A summary of the business’ financial position, signed by then-director Udo Boschan, estimated the value of the company’s assets at only $68,000, leaving a shortfall of about $144,000.
Local businesses owed money include Hasties Toptaste Meats in Wollongong, radio station Wave Fm, Sydney and South Coast Food in Dapto and Cazmont Computers in Shellharbour.
However, the chance of any creditors recovering what is owed to them appears lost, with a more recent ASIC statement filed by the liquidator saying it did not expect any creditors to receive their money. It is understood this would also apply to the court fines.
Meantime, court documents have revealed Food Authority inspectors carried out a routine inspection of the Betta Maid facility at Unanderra two and a half months before the salmonella outbreak.
Several concerns and contraventions of food handling laws were identified at the time, including rust and significant damage to equipment, some of which was unclean.
The company was given a month to rectify the situation, however the outbreak occurred before a further inspection took place.
Not sure who is worse here: the celebrity chef or the government regulators.
But they’re both wrong on the topic of shiga-toxin producing E. coli in hamburgers.
The stories pitch it as a “bun fight between health bureaucrats and burger bars over what makes a safe hamburger.”
And both sides are using erroneous information.
I don’t really care what people eat, other than what they feed to their kids, and that accurate information is provided.
A NSW Food Authority spokeswoman said council officers had approached the watchdog in recent months “concerned about the increase in businesses serving rare/undercooked burgers” and potential health risks.
The authority has sent revised “Hamburger Food Safety” guidelines to Environment Health Officers, attached to the state’s 152 councils.
“Mince meat should be cooked right through to the centre,” the instructions say, citing a temperature of 71C.
“No pink should be visible and juices should run clear.”
Color is a lousy indicator, as is juices running clear.

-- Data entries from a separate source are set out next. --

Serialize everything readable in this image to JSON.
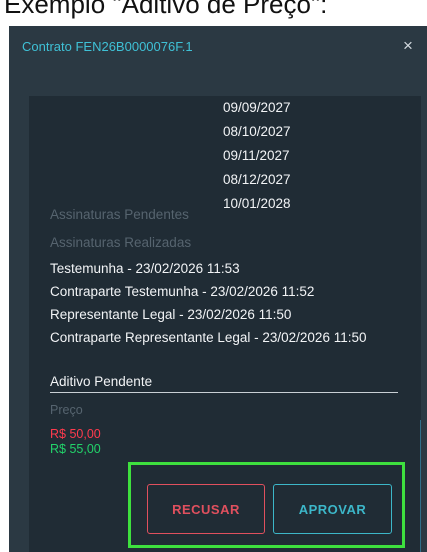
{
  "caption": "Exemplo \"Aditivo de Preço\":",
  "modal": {
    "title": "Contrato FEN26B0000076F.1",
    "close_symbol": "×"
  },
  "dates": [
    "09/09/2027",
    "08/10/2027",
    "09/11/2027",
    "08/12/2027",
    "10/01/2028"
  ],
  "signatures": {
    "pending_label": "Assinaturas Pendentes",
    "done_label": "Assinaturas Realizadas",
    "done": [
      "Testemunha - 23/02/2026 11:53",
      "Contraparte Testemunha - 23/02/2026 11:52",
      "Representante Legal - 23/02/2026 11:50",
      "Contraparte Representante Legal - 23/02/2026 11:50"
    ]
  },
  "aditivo": {
    "title": "Aditivo Pendente",
    "price_label": "Preço",
    "old_price": "R$ 50,00",
    "new_price": "R$ 55,00"
  },
  "actions": {
    "reject_label": "RECUSAR",
    "approve_label": "APROVAR"
  },
  "colors": {
    "modal_bg": "#2b3943",
    "content_bg": "#202c35",
    "title_accent": "#3fc1d6",
    "reject": "#e0505e",
    "approve": "#3cb7c9",
    "old_price": "#ff3b4e",
    "new_price": "#22d36a",
    "highlight": "#3ee03e"
  }
}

The only way to tell if a burger is safe is to use a tip-sensitive digital thermometer.
Regulators, with all their talk of science-based activities, should know better.
The spokeswoman said if businesses wanted to cook using an alternative temperature, “they must be able to demonstrate that their cooking process is safe”. Burger bars that don’t meet the new guidelines face penalties up to $1540 per offence “for the preparation or sale of unsafe food”.
Sydney chef Neil Perry, who plans to open four Burger Project stores this year, cooks his patties to medium — about 60C. But he said the big difference is staff at his outlets grind meat fresh every day, making it safe.
“We can do medium-rare, which is about 55C, but we rarely get asked for that,” he said. “About 10 per cent of orders are for ‘well done’.”
Perry said the food guidelines serve as a “worst-case scenario” safety net.
“Those guidelines from the health department are important because a lot of burger places have their patties supplied by butchers and have already been minced,” he said.
Perry said bacteria starts growing as soon as meat is minced so chefs need to mince and cook on the same day and keep meat refrigerated at the right temperature:
“We grind our patties in store every day.”
Shiga-toxin producing E. coli are generally found on the surface of meat cuts (unless that meat has been needle tenderized). The process of mincing moves the outside to the inside, so rare is risky.
Those dangerous E. coli are also especially infectious, with as few as 10 cells thought to cause illness.
About half the Salmonella Saintpaul cases occurred over the past few weeks and 60 people were hospitalised after eating raw mung bean sprouts since the outbreak began in December.
But SA Health’s chief medical officer Paddy Phillips, who usually sees fewer than 20 cases of the strain each year, says bean sprouts are again safe to eat after the factory’s processors were cleaned.
“This business was completely compliant with all our investigations and there is no reason to believe there are any further issues with the production of bean sprouts at this factory,” he said on Friday.